Samuel D'Amore's curator insight, December 14, 2014 7:12 PM

This is an example of the harmful effect of globalization, those who grew quinoa for food are now forced to ship away their food source leading to starvation and a slew of other issues. Those in the west with their obsession with "Super Foods" have without realizing it driven up the price of this grain to the extend that those who relied upon it as their staple crop can no longer afford to eat it themselves.

Joshua Mason's curator insight, March 3, 12:54 PM

I remember walking into Panera Bread one morning a few months back. In the doorway, they had a sign that read, "Now serving Quinoa Oatmeal." I thought to myself, "What the hell is a Key-noah?" Now, it seems I can't go anywhere without hearing about this grain.
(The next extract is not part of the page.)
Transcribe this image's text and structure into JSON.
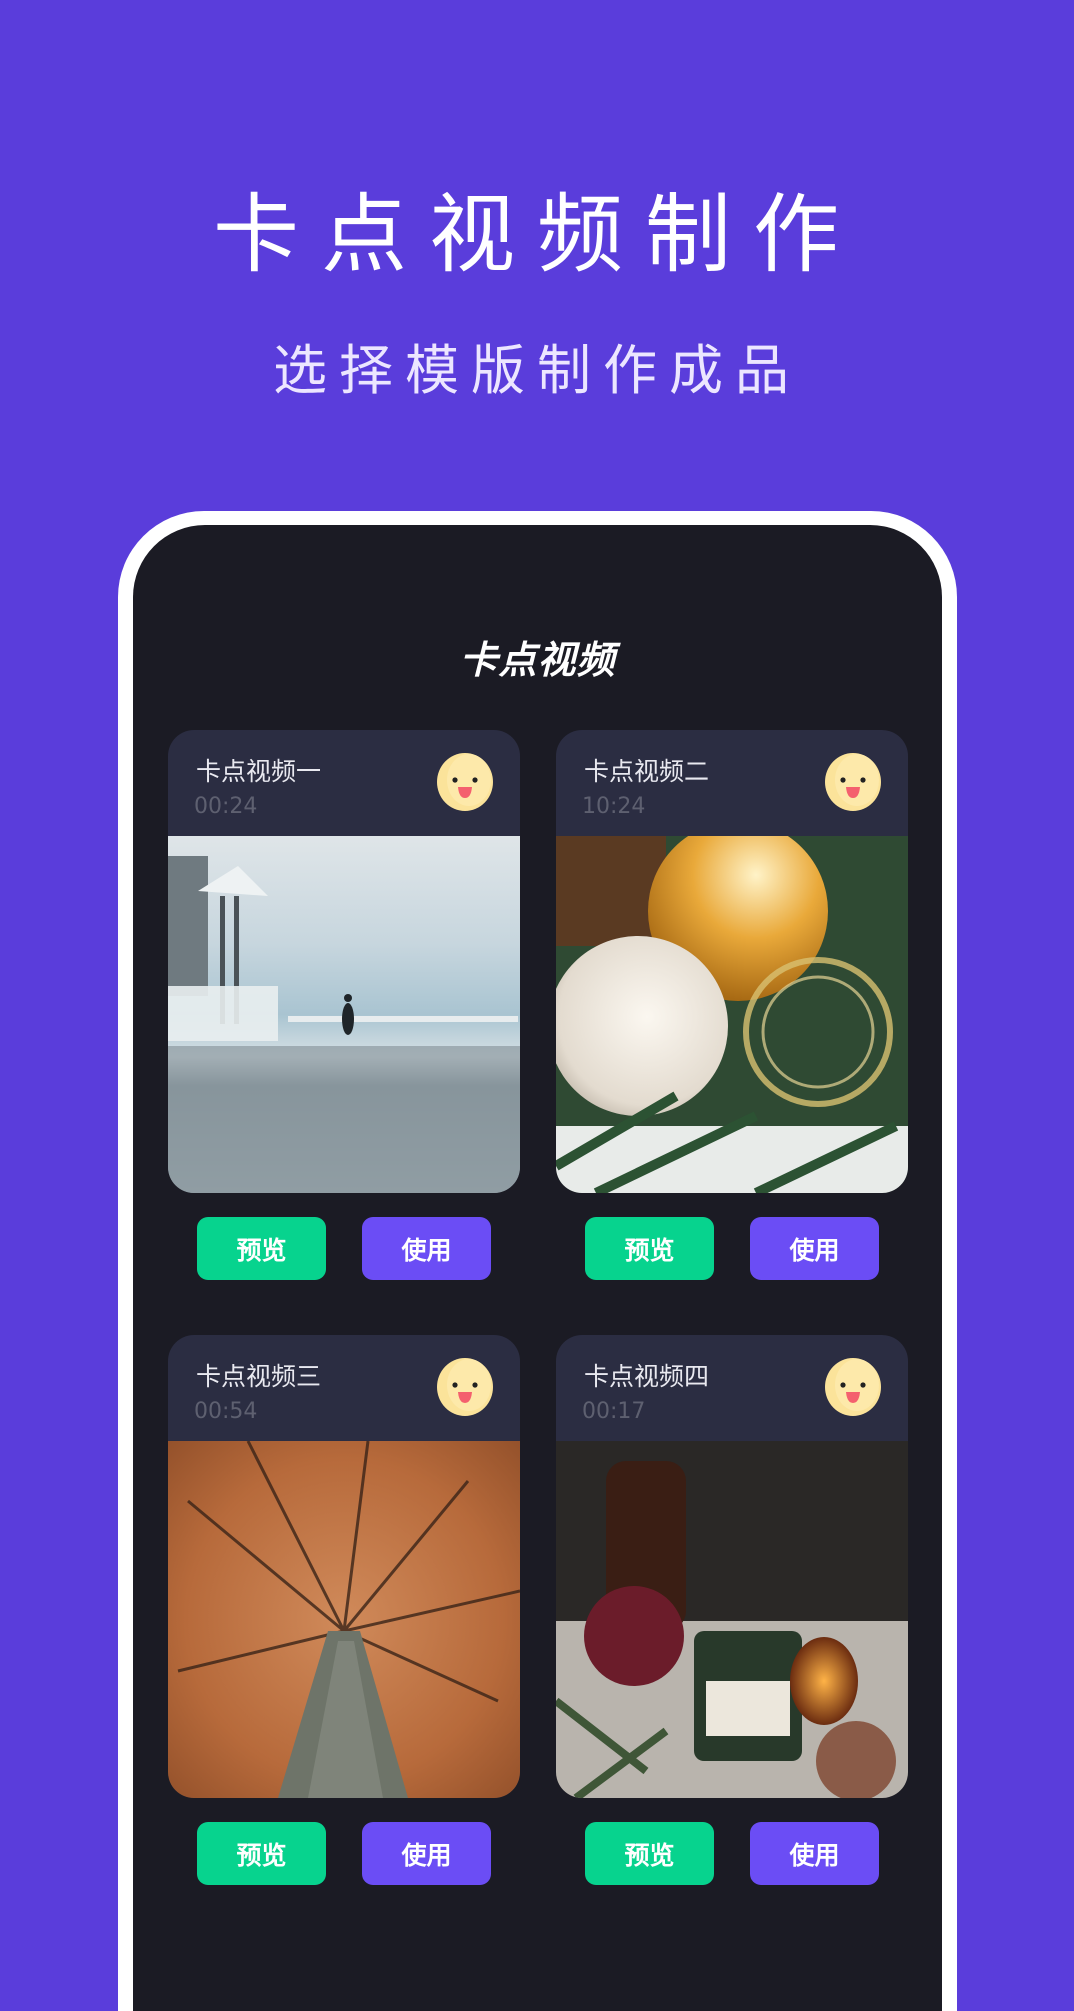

Touted as the super grain, Quinoa has been used for centuries as a source of sustenance for the dwellers of the Andes. But what happens when a traditional food source, only able to grow in a small region is suddenly desired by large parts of America and Europe? Supply and demand has kicked in and if it's more profitable to eat something else and sell your crop, then I'd imagine most folks would do just that like they are in the Andes. The problem with selling your main source of nutrition is that when you aren't eating it, you're not getting the nutrients you normally got. Is stripping a people of their ancestral food source and malnutrition worth it for a bowl of oatmeal at Panera?